. In the United States, ADR-related morbidity and mortality have been estimated at $30 billion to $136 billion annually . In parallel, lack of efficacy also results in a significant burden. Its magnitude can be estimated by inspecting the number needed to treat of commonly used drugs , which are commonly more than 10. As a result, most patients will not benefit from drug treatment and, in contrast, may experience harm from unsuccessfully treated disease. It has been estimated that $100 billion a year is wasted on ineffective drug treatment
Precision medicine aims to individualize or stratify application of pharmacotherapy, as opposed to the current population-based application, in an effort to optimize the benefit/risk ratio
, . By enabling identification of individuals who are at higher risk for ADRs or lack of efficacy, before drug initiation and potential harm, an individualized dose and drug selection may be applied to reduce this risk. An individual’s germline genetic variation is a particularly promising predictive factor that can enable drug response prediction. This notion is supported by its pharmacologic plausibility and has been demonstrated in various studies
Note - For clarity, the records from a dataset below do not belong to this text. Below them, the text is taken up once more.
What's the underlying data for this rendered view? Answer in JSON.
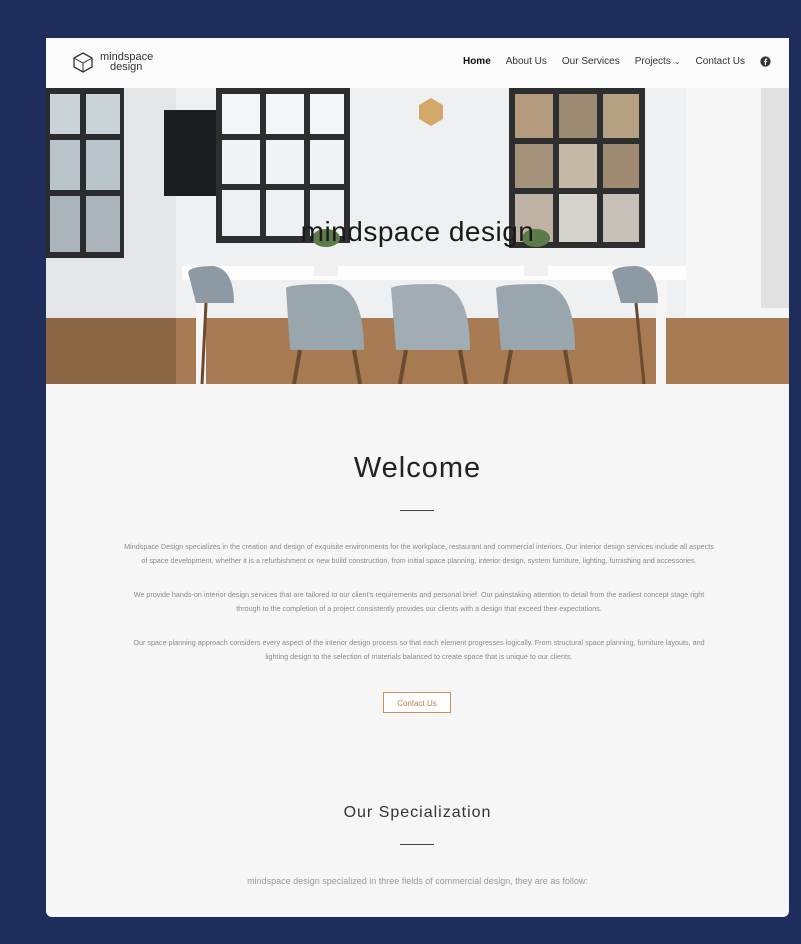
{
  "header": {
    "logo": {
      "line1": "mindspace",
      "line2": "design"
    },
    "nav": [
      {
        "label": "Home",
        "active": true
      },
      {
        "label": "About Us"
      },
      {
        "label": "Our Services"
      },
      {
        "label": "Projects",
        "has_dropdown": true
      },
      {
        "label": "Contact Us"
      }
    ],
    "social_icon": "facebook-icon"
  },
  "hero": {
    "title": "mindspace design"
  },
  "welcome": {
    "heading": "Welcome",
    "paragraphs": [
      "Mindspace Design specializes in the creation and design of exquisite environments for the workplace, restaurant and commercial interiors. Our interior design services include all aspects of space development, whether it is a refurbishment or new build construction, from initial space planning, interior design, system furniture, lighting, furnishing and accessories.",
      "We provide hands-on interior design services that are tailored to our client's requirements and personal brief. Our painstaking attention to detail from the earliest concept stage right through to the completion of a project consistently provides our clients with a design that exceed their expectations.",
      "Our space planning approach considers every aspect of the interior design process so that each element progresses logically. From structural space planning, furniture layouts, and lighting design to the selection of materials balanced to create space that is unique to our clients."
    ],
    "button_label": "Contact Us"
  },
  "specialization": {
    "heading": "Our Specialization",
    "subtitle": "mindspace design specialized in three fields of commercial design, they are as follow:"
  },
  "colors": {
    "page_bg": "#1f2d5c",
    "accent": "#c9925a"
  }
}
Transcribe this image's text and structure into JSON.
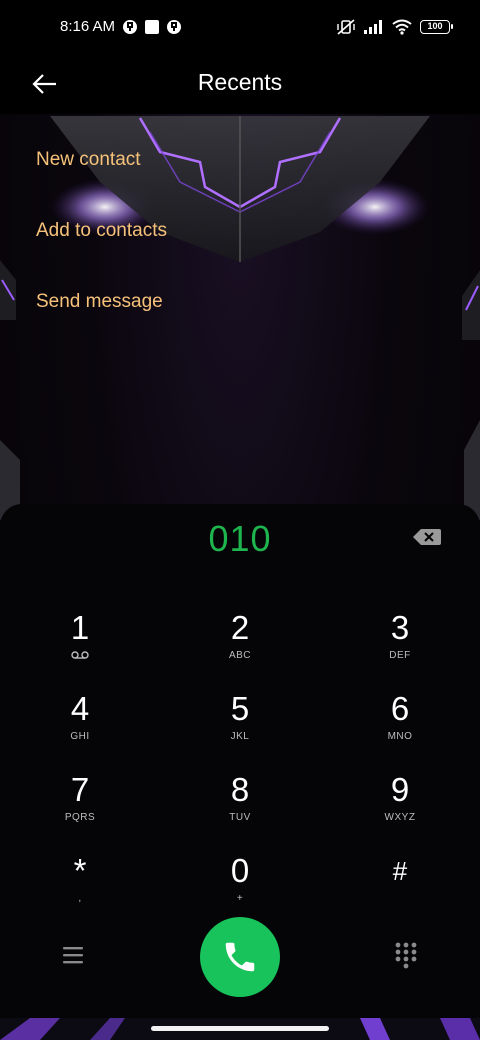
{
  "status_bar": {
    "time": "8:16 AM",
    "battery": "100",
    "icons": [
      "notification-icon",
      "square-icon",
      "notification-icon",
      "mute-vibrate-icon",
      "signal-icon",
      "wifi-icon",
      "battery-icon"
    ]
  },
  "header": {
    "title": "Recents",
    "back_icon": "back-arrow-icon"
  },
  "actions": [
    {
      "label": "New contact"
    },
    {
      "label": "Add to contacts"
    },
    {
      "label": "Send message"
    }
  ],
  "dialer": {
    "number": "010",
    "delete_icon": "backspace-icon",
    "number_color": "#1fb54e",
    "keys": [
      {
        "digit": "1",
        "letters": ""
      },
      {
        "digit": "2",
        "letters": "ABC"
      },
      {
        "digit": "3",
        "letters": "DEF"
      },
      {
        "digit": "4",
        "letters": "GHI"
      },
      {
        "digit": "5",
        "letters": "JKL"
      },
      {
        "digit": "6",
        "letters": "MNO"
      },
      {
        "digit": "7",
        "letters": "PQRS"
      },
      {
        "digit": "8",
        "letters": "TUV"
      },
      {
        "digit": "9",
        "letters": "WXYZ"
      },
      {
        "digit": "*",
        "letters": ","
      },
      {
        "digit": "0",
        "letters": "+"
      },
      {
        "digit": "#",
        "letters": ""
      }
    ]
  },
  "bottom_bar": {
    "menu_icon": "menu-icon",
    "call_icon": "phone-icon",
    "keypad_icon": "dialpad-icon",
    "call_color": "#17c35a"
  },
  "colors": {
    "accent_text": "#f6c27a",
    "background": "#050307"
  }
}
. Drug-gene interactions (DGIs) can be categorized into 3 groups ( Fig. 1 A–C ): pharmacokinetic-dependent ADRs (see Fig. 1 A), pharmacodynamic-dependent ADRs (see Fig. 1 B), and idiosyncratic ADRs (see Fig. 1 C).